Tips for a Successful Remodeling Project.

For many, there are few things more stressful than remodeling the home, whether they do it themselves or hire others to do the heavy lifting. From techniques that are not easy to pull off as the YouTube video suggests to the contractor who disappears before the project is complete, it can indeed be a hair-pulling journey that seems to have no end. The good news is that with a level head and some careful planning, you can take charge of the process and create a space that fulfills your needs in both form and function with estate management software for a remodeling project. 

Gather Your Team – Arguably the most important variables in a successful and easier remodel are the people doing the work – from the architect and contractors to vendors and interior designers. It may be tempting to go with those submitting the lowest bids, especially given the rising costs of housing materials, but doing so without in-depth research could mean the difference between a masterpiece and a house of horrors. When vetting candidates you want to ask for references (and actually contact them) or at least take into account their online reviews.   

Remember, personality is a factor as well. Perhaps you have met with the best architect in your area and found their ego is as massive as their talent. Or maybe you’re considering a designer who is so polite they may not tell you when your “vision” will manifest as an eyesore. Neither scenario is ideal, so you’re going to have to get clear on what’s more important to you. Clearly, expertise is critical, however, you are going to be involved with these people for weeks, months, or longer, so you must have at least a decent rapport with them. Whether you prioritize talent or temperament is up to you, just make sure there is a balance you can live with. On a related note, it’s also important that your team members work well with each other, so if they have a history of positive collaboration that’s definitely a check in the plus column.

Map It Out –  The surest way to invite stress into your remodeling project is to get started without parameters in place. Once you’ve chosen a team, collected your estimates, and decided on a concept, the next step is to create a detailed budget. Yes, it may seem like a drag to crunch numbers (and possibly have to skimp on things you want), but it will be a lot worse to realize halfway through that you don’t have the money to finish.   

Even if money is not a concern, you must be clear about the scope of the work and keep track of any changes once things get underway. Perhaps you decide you want to make the new guest bedroom even larger, or incorporate more nature-inspired features into the design of your kitchen. This is not just about finances, but logistics and additional requirements (i.e., building permits and necessary materials) that can result in angst-causing red tape and delays.

Digitize It – Finally, it’s a good idea to use technology to help manage your remodel. An all-in-one platforms like EstateSpace turns novices into expert project managers, providing both a bird’s eye view and detailed work schedules. You can upload blueprints, permits, invoices and so on, as well as photos to document the progress so it’s all at your fingertips. This data can then be easily shared with, and updated by, team members to whom you grant access; moreover, everyone can use the secure messaging feature to chat about milestones, delays, or other issues, which reduces the chances of miscommunication and the app fatigue that results from sifting through multiple email and text threads.      

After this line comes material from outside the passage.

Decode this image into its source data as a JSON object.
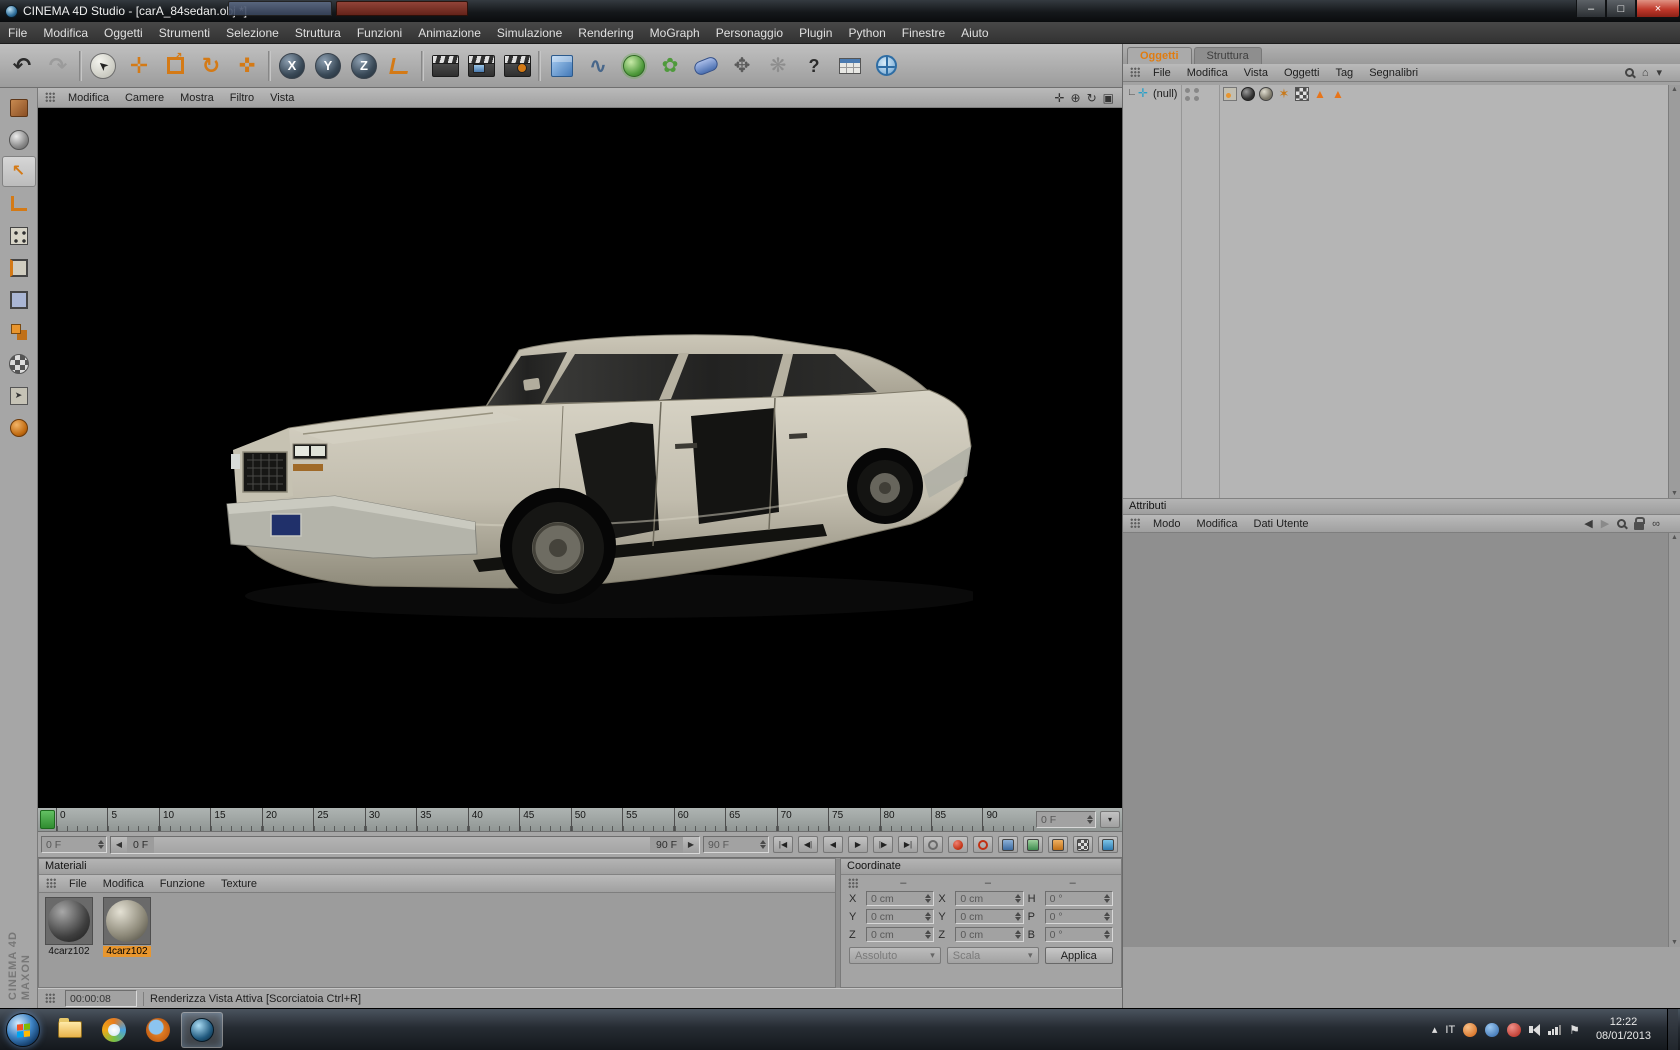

Bottom line, you can have the best team in the world, but ultimately you are the project manager – the one most invested in, and responsible for, the success of your remodel. A stress-free experience may be too much to ask for, but with due diligence and the right estate management software for a remodeling project, you can minimize frustration and focus on the excitement and satisfaction of revamping your living space.  You might even enjoy the process.